## Exercise
This task calls for every line of the material to be output verbatim.

## Records supplied
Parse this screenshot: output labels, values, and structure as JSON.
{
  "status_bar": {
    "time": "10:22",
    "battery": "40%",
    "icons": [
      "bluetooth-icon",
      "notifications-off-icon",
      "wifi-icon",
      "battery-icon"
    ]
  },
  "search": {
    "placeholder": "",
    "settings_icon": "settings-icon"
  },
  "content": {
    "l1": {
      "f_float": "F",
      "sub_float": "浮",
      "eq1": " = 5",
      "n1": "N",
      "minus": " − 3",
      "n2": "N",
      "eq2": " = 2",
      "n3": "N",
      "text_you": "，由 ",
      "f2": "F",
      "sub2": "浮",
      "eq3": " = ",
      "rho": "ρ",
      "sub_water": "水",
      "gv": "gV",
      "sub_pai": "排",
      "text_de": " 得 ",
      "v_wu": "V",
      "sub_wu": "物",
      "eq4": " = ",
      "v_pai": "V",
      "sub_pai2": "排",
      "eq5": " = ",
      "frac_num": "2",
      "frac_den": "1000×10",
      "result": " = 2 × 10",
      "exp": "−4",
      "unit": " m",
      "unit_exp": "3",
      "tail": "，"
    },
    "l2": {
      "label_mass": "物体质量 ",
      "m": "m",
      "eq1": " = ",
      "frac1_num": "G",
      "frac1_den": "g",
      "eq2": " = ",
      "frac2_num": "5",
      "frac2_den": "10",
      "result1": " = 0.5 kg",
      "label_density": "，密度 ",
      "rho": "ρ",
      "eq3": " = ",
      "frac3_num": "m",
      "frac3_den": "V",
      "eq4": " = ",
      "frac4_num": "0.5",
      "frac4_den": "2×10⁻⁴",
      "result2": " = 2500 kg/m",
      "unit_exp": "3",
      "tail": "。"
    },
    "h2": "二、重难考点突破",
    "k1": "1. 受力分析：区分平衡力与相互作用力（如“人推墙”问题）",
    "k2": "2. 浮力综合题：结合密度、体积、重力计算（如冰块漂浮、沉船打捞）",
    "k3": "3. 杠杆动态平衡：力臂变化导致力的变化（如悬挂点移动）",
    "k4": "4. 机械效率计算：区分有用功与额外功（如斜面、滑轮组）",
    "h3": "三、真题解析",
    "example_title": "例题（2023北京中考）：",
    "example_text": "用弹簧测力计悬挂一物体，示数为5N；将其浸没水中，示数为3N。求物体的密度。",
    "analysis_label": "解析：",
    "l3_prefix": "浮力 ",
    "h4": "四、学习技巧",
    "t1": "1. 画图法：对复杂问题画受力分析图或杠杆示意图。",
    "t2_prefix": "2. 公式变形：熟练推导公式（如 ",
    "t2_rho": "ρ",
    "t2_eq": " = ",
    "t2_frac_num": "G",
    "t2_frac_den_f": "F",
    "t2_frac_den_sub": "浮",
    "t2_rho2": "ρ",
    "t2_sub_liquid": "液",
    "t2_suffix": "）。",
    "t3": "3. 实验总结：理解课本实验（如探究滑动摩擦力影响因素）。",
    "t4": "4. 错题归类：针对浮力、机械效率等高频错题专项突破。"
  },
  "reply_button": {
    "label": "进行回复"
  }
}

## Response
Parse this screenshot: output labels, values, and structure as JSON.
{
  "status_bar": {
    "time": "10:22",
    "battery": "40%",
    "icons": [
      "bluetooth-icon",
      "notifications-off-icon",
      "wifi-icon",
      "battery-icon"
    ]
  },
  "search": {
    "placeholder": "",
    "settings_icon": "settings-icon"
  },
  "content": {
    "l1": {
      "f_float": "F",
      "sub_float": "浮",
      "eq1": " = 5",
      "n1": "N",
      "minus": " − 3",
      "n2": "N",
      "eq2": " = 2",
      "n3": "N",
      "text_you": "，由 ",
      "f2": "F",
      "sub2": "浮",
      "eq3": " = ",
      "rho": "ρ",
      "sub_water": "水",
      "gv": "gV",
      "sub_pai": "排",
      "text_de": " 得 ",
      "v_wu": "V",
      "sub_wu": "物",
      "eq4": " = ",
      "v_pai": "V",
      "sub_pai2": "排",
      "eq5": " = ",
      "frac_num": "2",
      "frac_den": "1000×10",
      "result": " = 2 × 10",
      "exp": "−4",
      "unit": " m",
      "unit_exp": "3",
      "tail": "，"
    },
    "l2": {
      "label_mass": "物体质量 ",
      "m": "m",
      "eq1": " = ",
      "frac1_num": "G",
      "frac1_den": "g",
      "eq2": " = ",
      "frac2_num": "5",
      "frac2_den": "10",
      "result1": " = 0.5 kg",
      "label_density": "，密度 ",
      "rho": "ρ",
      "eq3": " = ",
      "frac3_num": "m",
      "frac3_den": "V",
      "eq4": " = ",
      "frac4_num": "0.5",
      "frac4_den": "2×10⁻⁴",
      "result2": " = 2500 kg/m",
      "unit_exp": "3",
      "tail": "。"
    },
    "h2": "二、重难考点突破",
    "k1": "1. 受力分析：区分平衡力与相互作用力（如“人推墙”问题）",
    "k2": "2. 浮力综合题：结合密度、体积、重力计算（如冰块漂浮、沉船打捞）",
    "k3": "3. 杠杆动态平衡：力臂变化导致力的变化（如悬挂点移动）",
    "k4": "4. 机械效率计算：区分有用功与额外功（如斜面、滑轮组）",
    "h3": "三、真题解析",
    "example_title": "例题（2023北京中考）：",
    "example_text": "用弹簧测力计悬挂一物体，示数为5N；将其浸没水中，示数为3N。求物体的密度。",
    "analysis_label": "解析：",
    "l3_prefix": "浮力 ",
    "h4": "四、学习技巧",
    "t1": "1. 画图法：对复杂问题画受力分析图或杠杆示意图。",
    "t2_prefix": "2. 公式变形：熟练推导公式（如 ",
    "t2_rho": "ρ",
    "t2_eq": " = ",
    "t2_frac_num": "G",
    "t2_frac_den_f": "F",
    "t2_frac_den_sub": "浮",
    "t2_rho2": "ρ",
    "t2_sub_liquid": "液",
    "t2_suffix": "）。",
    "t3": "3. 实验总结：理解课本实验（如探究滑动摩擦力影响因素）。",
    "t4": "4. 错题归类：针对浮力、机械效率等高频错题专项突破。"
  },
  "reply_button": {
    "label": "进行回复"
  }
}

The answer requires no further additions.